Fourth-graders flock to city
With six field trips to St. Augustine under her belt, fourth-grade teacher Katie Evans thinks the Castillo de San Marcos is "by far" the most popular attraction for kids coming to St. Augustine.
Her student, 10-year-old Breanna W., contradicts her.
"The Old Jail," Breanna said when asked her favorite spot so far. She's got the "Official Trusty" sticker to prove it.
Evans, chaperones and 18 students from Freedom Elementary School in DeLand were taking in the sights Tuesday, part of the annual late spring invasion by the state's fourth-graders.
For students, it's a chance to see living history. For area attractions, train and trolley operators, gift shops and merchants, the invasion is a welcome boost that comes during what used to be a dead time.
The winter crowd has left, families can't come until after school ends, the festival season is pretty much over, and there's no bike or race week to bring in visitors.
"Between Easter and the summer season there's been a void historically. It's the end of the year, and the schools are looking for something to keep their kids engaged. It's the perfect time for us. ... The tours have been a boon for business this time of the year," said John Fraser, whose family owns the Fountain of Youth and who is chairman of the board for the St. Johns County Visitor and Convention Center.
Fraser has seen those crowds build since his father first gave him a chance to work the gift shop in 1986.
"Over the last 25 years, and especially over the last 15 years, there has been just a huge influx of kids coming to St. Augustine," Fraser said.
The steady increase had a "little blip" during the 2001-02 season because security was a concern after 9/11.

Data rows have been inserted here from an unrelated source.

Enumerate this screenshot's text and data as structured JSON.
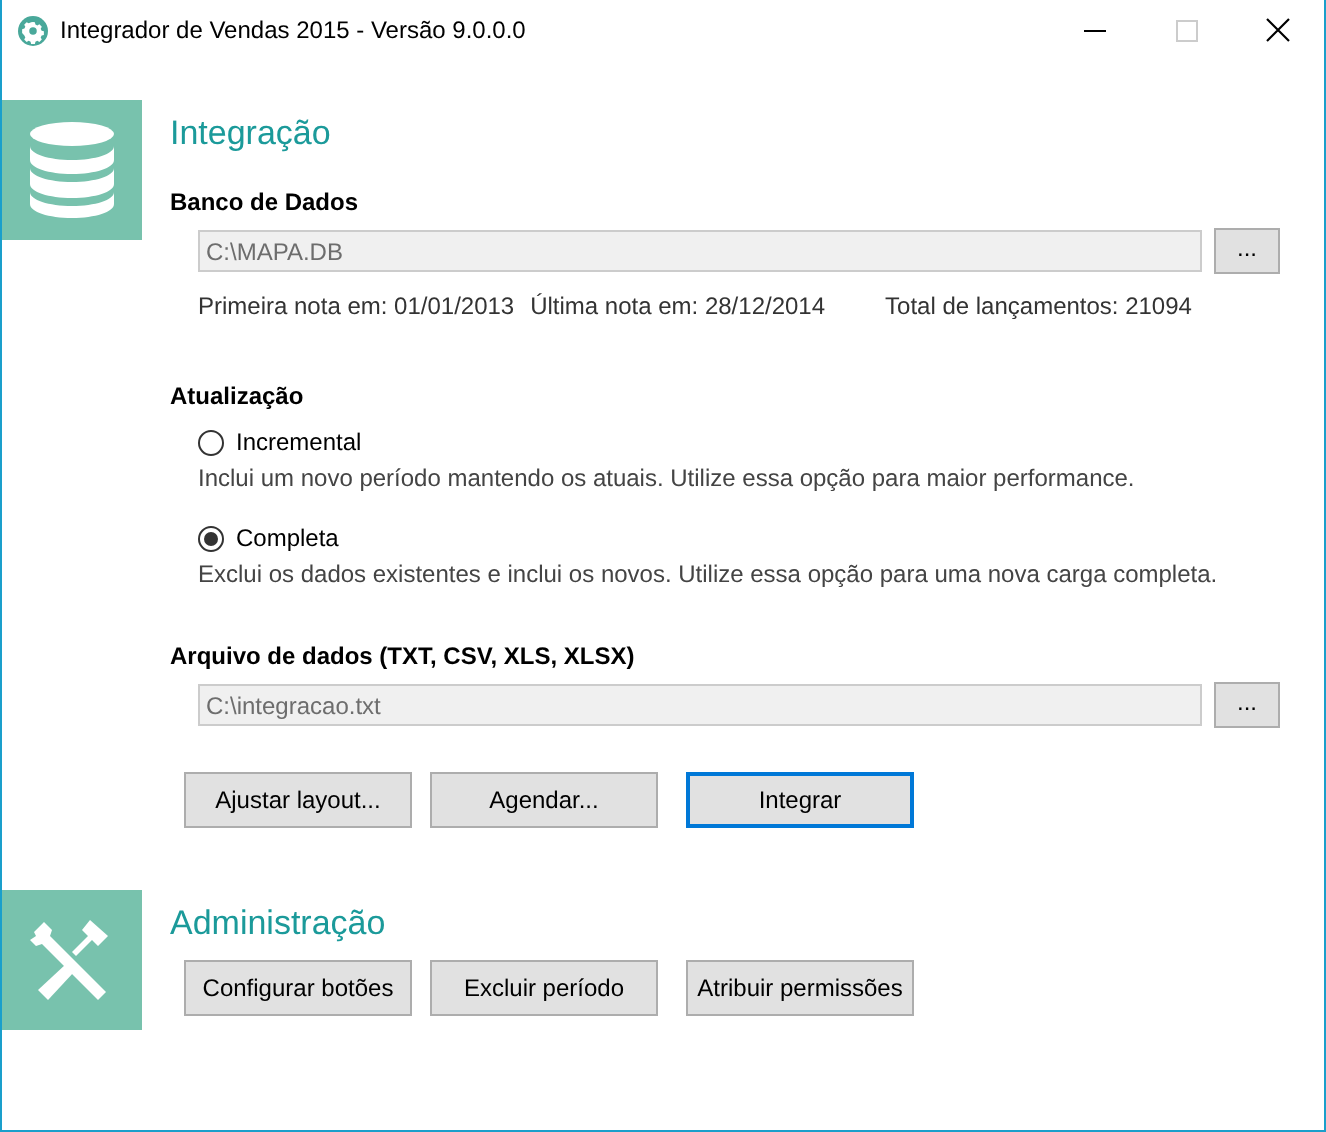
{
  "window": {
    "title": "Integrador de Vendas 2015 - Versão 9.0.0.0",
    "controls": [
      {
        "kind": "minimize",
        "disabled": false
      },
      {
        "kind": "maximize",
        "disabled": true
      },
      {
        "kind": "close",
        "disabled": false
      }
    ]
  },
  "integration": {
    "title": "Integração",
    "database": {
      "label": "Banco de Dados",
      "path": "C:\\MAPA.DB",
      "browse": "...",
      "info": [
        "Primeira nota em: 01/01/2013",
        "Última nota em: 28/12/2014",
        "Total de lançamentos: 21094"
      ]
    },
    "update": {
      "label": "Atualização",
      "options": [
        {
          "label": "Incremental",
          "description": "Inclui um novo período mantendo os atuais. Utilize essa opção para maior performance.",
          "selected": false
        },
        {
          "label": "Completa",
          "description": "Exclui os dados existentes e inclui os novos. Utilize essa opção para uma nova carga completa.",
          "selected": true
        }
      ]
    },
    "data_file": {
      "label": "Arquivo de dados (TXT, CSV, XLS, XLSX)",
      "path": "C:\\integracao.txt",
      "browse": "..."
    },
    "buttons": [
      {
        "label": "Ajustar layout...",
        "focused": false
      },
      {
        "label": "Agendar...",
        "focused": false
      },
      {
        "label": "Integrar",
        "focused": true
      }
    ]
  },
  "administration": {
    "title": "Administração",
    "buttons": [
      {
        "label": "Configurar botões",
        "focused": false
      },
      {
        "label": "Excluir período",
        "focused": false
      },
      {
        "label": "Atribuir permissões",
        "focused": false
      }
    ]
  }
}
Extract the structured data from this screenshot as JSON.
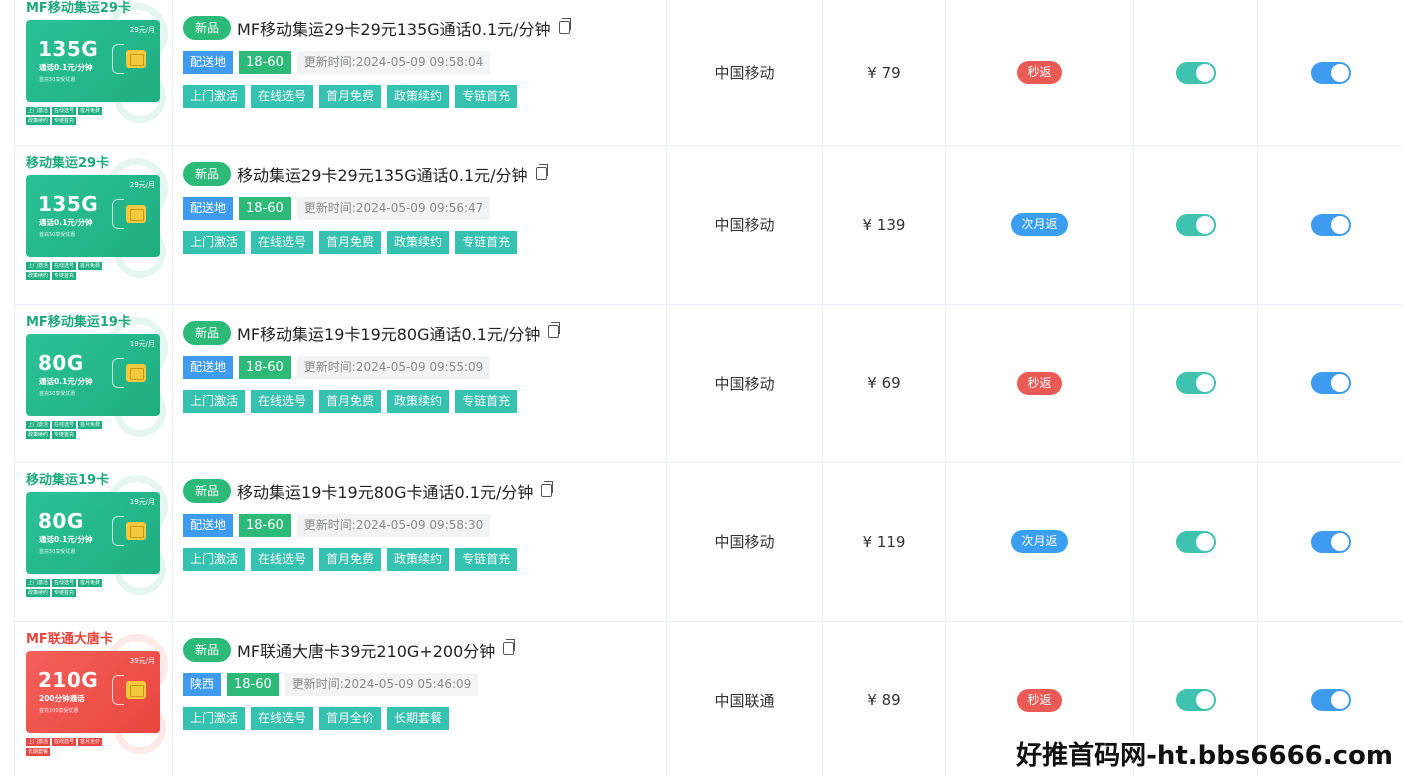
{
  "rows": [
    {
      "card": {
        "theme": "green",
        "brand": "MF移动集运29卡",
        "price": "29元/月",
        "gb": "135G",
        "calls": "通话0.1元/分钟",
        "note": "首充50享受优惠",
        "mini": [
          "上门激活",
          "在线选号",
          "首月免费",
          "政策续约",
          "专链首充"
        ]
      },
      "badge": "新品",
      "title": "MF移动集运29卡29元135G通话0.1元/分钟",
      "region": "配送地",
      "age": "18-60",
      "updated": "更新时间:2024-05-09 09:58:04",
      "features": [
        "上门激活",
        "在线选号",
        "首月免费",
        "政策续约",
        "专链首充"
      ],
      "carrier": "中国移动",
      "price": "¥ 79",
      "rebate": "秒返",
      "rebate_color": "red"
    },
    {
      "card": {
        "theme": "green",
        "brand": "移动集运29卡",
        "price": "29元/月",
        "gb": "135G",
        "calls": "通话0.1元/分钟",
        "note": "首充50享受优惠",
        "mini": [
          "上门激活",
          "在线选号",
          "首月免费",
          "政策续约",
          "专链首充"
        ]
      },
      "badge": "新品",
      "title": "移动集运29卡29元135G通话0.1元/分钟",
      "region": "配送地",
      "age": "18-60",
      "updated": "更新时间:2024-05-09 09:56:47",
      "features": [
        "上门激活",
        "在线选号",
        "首月免费",
        "政策续约",
        "专链首充"
      ],
      "carrier": "中国移动",
      "price": "¥ 139",
      "rebate": "次月返",
      "rebate_color": "blue"
    },
    {
      "card": {
        "theme": "green",
        "brand": "MF移动集运19卡",
        "price": "19元/月",
        "gb": "80G",
        "calls": "通话0.1元/分钟",
        "note": "首充50享受优惠",
        "mini": [
          "上门激活",
          "在线选号",
          "首月免费",
          "政策续约",
          "专链首充"
        ]
      },
      "badge": "新品",
      "title": "MF移动集运19卡19元80G通话0.1元/分钟",
      "region": "配送地",
      "age": "18-60",
      "updated": "更新时间:2024-05-09 09:55:09",
      "features": [
        "上门激活",
        "在线选号",
        "首月免费",
        "政策续约",
        "专链首充"
      ],
      "carrier": "中国移动",
      "price": "¥ 69",
      "rebate": "秒返",
      "rebate_color": "red"
    },
    {
      "card": {
        "theme": "green",
        "brand": "移动集运19卡",
        "price": "19元/月",
        "gb": "80G",
        "calls": "通话0.1元/分钟",
        "note": "首充50享受优惠",
        "mini": [
          "上门激活",
          "在线选号",
          "首月免费",
          "政策续约",
          "专链首充"
        ]
      },
      "badge": "新品",
      "title": "移动集运19卡19元80G卡通话0.1元/分钟",
      "region": "配送地",
      "age": "18-60",
      "updated": "更新时间:2024-05-09 09:58:30",
      "features": [
        "上门激活",
        "在线选号",
        "首月免费",
        "政策续约",
        "专链首充"
      ],
      "carrier": "中国移动",
      "price": "¥ 119",
      "rebate": "次月返",
      "rebate_color": "blue"
    },
    {
      "card": {
        "theme": "red",
        "brand": "MF联通大唐卡",
        "price": "39元/月",
        "gb": "210G",
        "calls": "200分钟通话",
        "note": "首充100享受优惠",
        "mini": [
          "上门激活",
          "在线选号",
          "首月全价",
          "长期套餐"
        ]
      },
      "badge": "新品",
      "title": "MF联通大唐卡39元210G+200分钟",
      "region": "陕西",
      "age": "18-60",
      "updated": "更新时间:2024-05-09 05:46:09",
      "features": [
        "上门激活",
        "在线选号",
        "首月全价",
        "长期套餐"
      ],
      "carrier": "中国联通",
      "price": "¥ 89",
      "rebate": "秒返",
      "rebate_color": "red"
    }
  ],
  "watermark": "好推首码网-ht.bbs6666.com"
}
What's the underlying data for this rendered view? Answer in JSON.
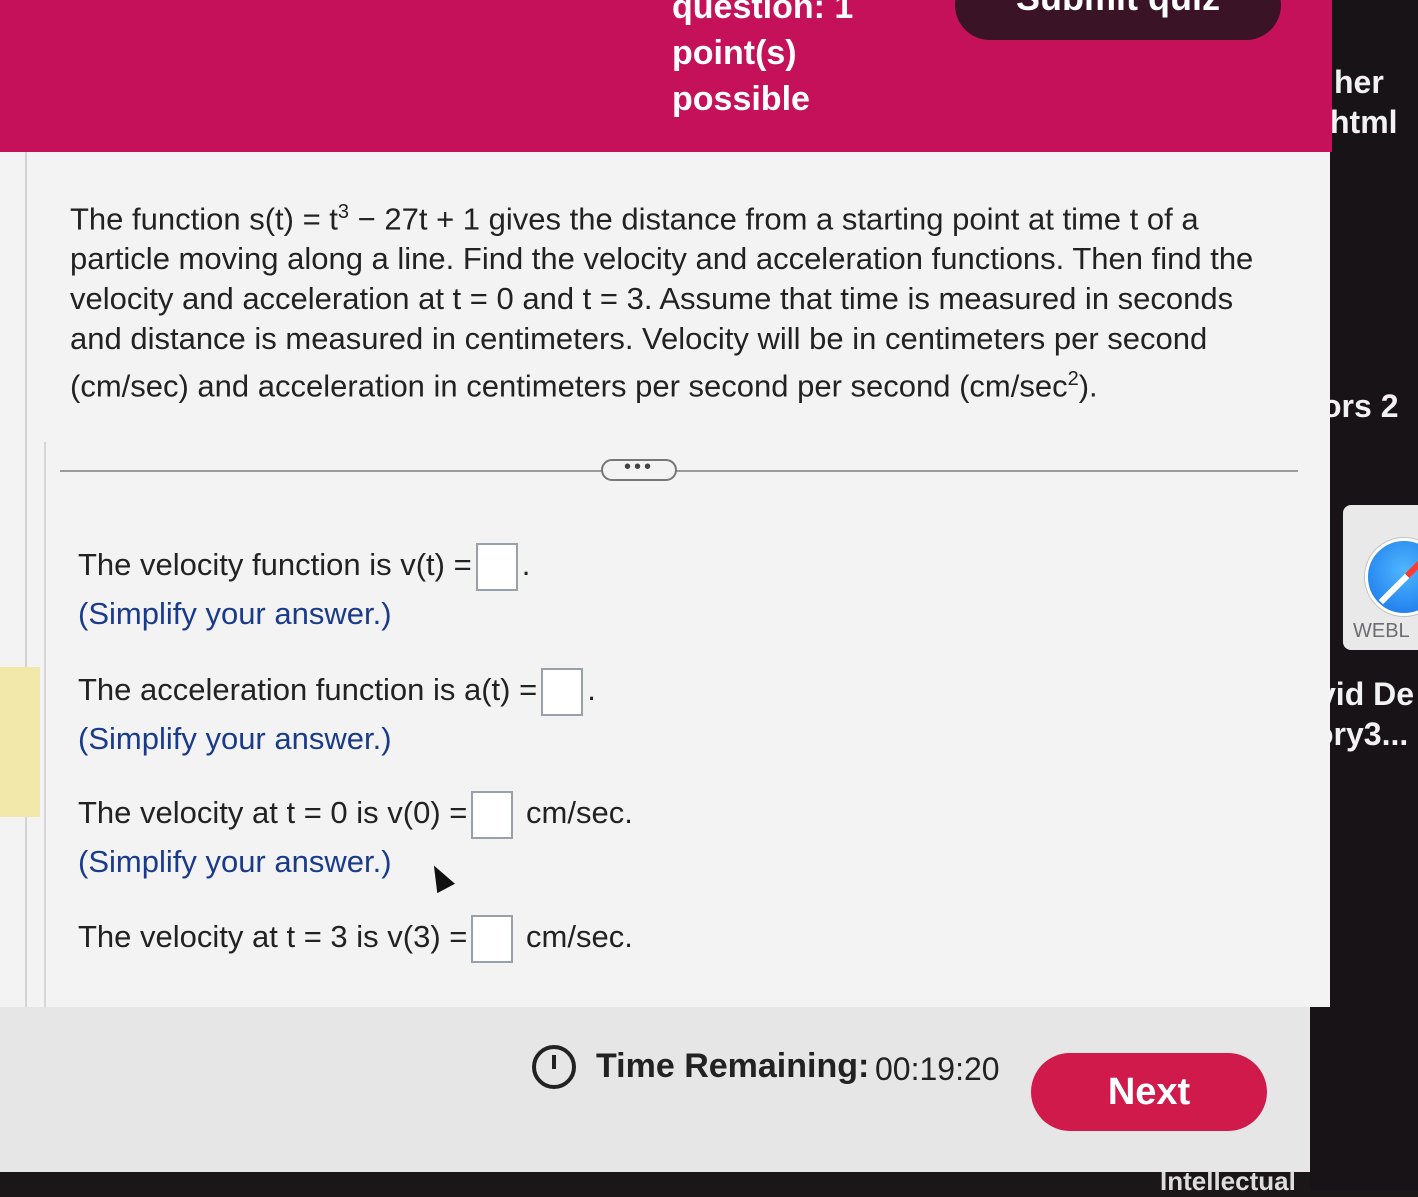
{
  "header": {
    "question_line1": "question: 1",
    "question_line2": "point(s)",
    "question_line3": "possible",
    "submit_label": "Submit quiz"
  },
  "desktop": {
    "text_1": "her",
    "text_2": "html",
    "text_3": "ors 2",
    "text_4": "vid De",
    "text_5": "ory3...",
    "safari_label": "WEBL",
    "bottom_text": "Intellectual"
  },
  "question": {
    "part1": "The function s(t) = t",
    "exp1": "3",
    "part2": " − 27t + 1 gives the distance from a starting point at time t of a particle moving along a line. Find the velocity and acceleration functions. Then find the velocity and acceleration at t = 0 and t = 3. Assume that time is measured in seconds and distance is measured in centimeters. Velocity will be in centimeters per second (cm/sec) and acceleration in centimeters per second per second (cm/sec",
    "exp2": "2",
    "part3": ")."
  },
  "divider_dots": "•••",
  "answers": {
    "velocity_fn": "The velocity function is v(t) =",
    "accel_fn": "The acceleration function is a(t) =",
    "v0": "The velocity at t = 0 is v(0) =",
    "v3": "The velocity at t = 3 is v(3) =",
    "unit": "cm/sec.",
    "period": ".",
    "hint": "(Simplify your answer.)"
  },
  "footer": {
    "time_label": "Time Remaining:",
    "time_value": "00:19:20",
    "next_label": "Next"
  }
}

"This year especially I think we'll be looking at a record year," Fraser said, adding, while the economy is sagging, parents still seem to have enough to give their children money to buy souvenirs in St. Augustine.
Fourth grade is when students in the state take Florida history.
"The fourth grade Next Generation Sunshine State Standards is Florida studies, so Florida students statewide should be studying the state's history and also a little bit of government," said Ted Banton, program specialist for advanced academic programs and for social studies with the St. Johns County school system. "Once FCAT is over, we see a huge number of students converging on our city. ... It's part of the fourth-grade experience."
The experience is one shared by decades of Florida students.
At one point, the Florida Legislature reportedly required students to make the St. Augustine trek.
Jay Humphreys with the Visitor and Convention Center said, the effect of the visit can be long lasting.
When the staff surveyed brides, asking why they come to St. Augustine, "A huge percentage said 'Because when we came here in the fourth grade I decided this is where I wanted to be married,'" said Humphreys.
Women generally decide where their wedding will be, and Humphreys speculated that coming to St. Augustine at the age of 10 or 11 and seeing a castle and horse-drawn carriages makes an impression.
One woman who lived in California had the entire wedding party come to St. Augustine, all because of memories of her fourth-grade trip to the Nation's Oldest City.
"The fourth-grade trip pays long-term dividends," he said.
Businesses and tourism officials actively seek the fourth-graders, working with schools and helping arrange trips and tours.
To keep students interested, tourism officials have been working "toward maybe diversifying our appeal a little more" and getting attractions to "expand their offerings to appeal even more to children," Humphreys said.
Static exhibits aren't as popular as they once were, Fraser said.
A couple of newer attractions -- such as Fort Menendez at Old Florida Museum and the St. Augustine Pirate & Treasure Museum -- opened with interactive exhibits and/or re-enactors as a way of increasing their appeal.
"For kids, things have to move," Fraser said.
At the Fountain, for example, that's meant a beefed-up Indian village with re-enactors and an updated planetarium.
For his part, Banton believes the city's "rich and diverse history" serves as a continuing draw.
"I think any time a kid gets the opportunity to see living history they just get really jazzed up. It's pretty cool," he said.
A TWISTED TAIL/TALE
As any teacher will tell you, things don't always go as planned.
"Whoo! Whoo!" called out a group of fourth-graders heading out on a red Ripley's sightseeing train with guide Ralf Ingwersen as he pulled off from the old Fort.
Among his instructions to them: "Have fun. I will without you or with you."
The hour-long trip includes unique and historic St. Augustine sights such as Spanish conquistadors, Timucuan Indians, the Oldest House and the Mission of Nombre Dios.
After all, fourth-graders are there to reinforce their study of Florida history.
But, for this group, the memory they'll probably carry home was the sight of Keith and Dawna Woodward, who rescue reptiles, out for a walk with four of their charges.
Their six-foot plus Colombian red tail boa, known as Rocky, was wrapped around Dawna Woodward, but rose up to take a look at the kids. As he moved his head back and forth he appeared to be waving at the kids, and the kids definitely waved at him.
Put that in your history book.